The Flathead County Board of Adjustment reviewed three separate requests for conditional use permits brought forth by property owners within the North Fork Zoning District Tuesday. The board denied two of the permits and tabled another.
The decisions nearly paralleled recommendations from the North Fork Land Use Advisory Committee which reviewed the requests during a public hearing the week prior and had recommended a denial of all three applications.
Two of the applications, submitted by Heather Matthews of North Fork Cabins, LLC and Susan Evans of Northern Lights Land, LLC, are for adjacent properties — 15 and 4.9 acres respectively — requesting a permit for the proposed use of what appeared to be the same Camp or Retreat Center. According to staff reports, the first application sought to create eight campsites and to utilize four existing structures for the proposed use, while the second appeared to seek 11 RV and 15 tent camping sites, although a number was never clearly specified in the application.
The sites were just drawn on a map, not actually described.
All told, the properties, which are located in and around Home Ranch Bottoms, appeared to request 37 new campsites on a combined 19.9 acres.
More than 40 people attended the hearing, and most were opposed to the projects.
The Home Ranch Bottoms applications received eight oppositional public comments and no support. Concerns from the public ranged from insufficient law enforcement and emergency medical services to handle the influx of people, to the potential fire hazard of an uncontrolled campground, to septic capacity for possible RV sites, and the lack of specificity in enumerating the exact number of campsites requested, with worries that the number could escalate well beyond the estimate.
The first of the paired applications was denied in part to an incomplete application that left “too many questions and not enough answers,” according to board member Calvin Dyck, and in part to the absence of the applicant to defend the request. The applicant, Matthews, arrived in time to defend the second of the paired applications but eventually took the board's recommendation to table the application until a more concrete plan could be offered.

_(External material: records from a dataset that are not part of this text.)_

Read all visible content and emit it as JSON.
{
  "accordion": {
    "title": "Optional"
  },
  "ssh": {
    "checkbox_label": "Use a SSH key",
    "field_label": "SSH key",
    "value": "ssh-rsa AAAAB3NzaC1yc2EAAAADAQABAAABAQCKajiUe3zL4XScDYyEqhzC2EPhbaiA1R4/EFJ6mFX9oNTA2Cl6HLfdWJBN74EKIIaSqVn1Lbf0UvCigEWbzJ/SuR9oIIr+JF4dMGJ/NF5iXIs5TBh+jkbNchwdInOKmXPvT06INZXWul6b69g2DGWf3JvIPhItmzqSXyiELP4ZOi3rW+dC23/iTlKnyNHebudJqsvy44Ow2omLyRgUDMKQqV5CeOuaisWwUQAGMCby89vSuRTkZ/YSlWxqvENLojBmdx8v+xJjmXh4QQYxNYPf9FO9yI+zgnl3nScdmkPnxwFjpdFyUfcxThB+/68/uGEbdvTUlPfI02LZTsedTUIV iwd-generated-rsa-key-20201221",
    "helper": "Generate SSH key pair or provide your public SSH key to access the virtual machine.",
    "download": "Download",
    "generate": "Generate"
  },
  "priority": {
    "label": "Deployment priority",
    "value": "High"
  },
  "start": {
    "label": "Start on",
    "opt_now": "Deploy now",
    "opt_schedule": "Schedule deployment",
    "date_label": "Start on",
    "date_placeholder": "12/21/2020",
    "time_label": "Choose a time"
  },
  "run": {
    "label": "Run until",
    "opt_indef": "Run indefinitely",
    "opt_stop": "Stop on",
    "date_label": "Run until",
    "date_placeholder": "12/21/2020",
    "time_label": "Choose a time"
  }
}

The last application, submitted by Brooke Allison of Montana Yoga Adventure, LLC, requested the proposed use of a Camp and Retreat Center on a 5.3 acre plot, containing the existing Rising Wolf Retreat, in a small subdivision just north of Polebridge. The applicant requested using the existing structures of the property, which, according to the staff report, include a single-family dwelling, a cabin, storage shed, four canvas tents on wooden platforms, a sauna and restroom facility for use in periodic activities such as yoga and writing retreats, yoga teacher certifications, and local yoga classes. The proposed use said it would have a 12 guest maximum capacity and the addition of a new bathroom facility requiring a new septic system.
The yoga retreat application received one public comment in support and 14 in opposition. Some concerns cited staff report findings of the property owner previously being in violation of necessary licensure for certain activities being conducted on the property, as well as a septic system violation, and that given these violations, further compliance may be dubious. Nearly all oppositional comments echoed a main concern that the proposed use did not fit the character of the neighborhood and would undermine 20- plus years of community planning.
“If this permit is accepted, our zoning may very well become unraveled. This unique, arduously developed plan, [implemented] years ago has been at the forefront of maintaining the unique character of the North Fork,” Randy Kenyon, chair of the North Fork Land Use Advisory Committee said.
In rebuttal, the Allison claimed the main objective of the donation-based retreats would be to offer people a chance to experience the unique and wild character of the area.
“It’s a little disheartening coming into a new community and being called a thinly-veiled plan to profit off an area, when our intention is to share it with others, and I feel like the overall sentiment is not wanting to share that with others,” Allison said.
The five member board denied the application 3-2, citing wildlife safety concerns, lack of emergency services, and the residential, rather than commercial nature of the site.
The tabled application will be readdressed in a month and denied applications, if resubmitted, must wait a year before being reconsidered.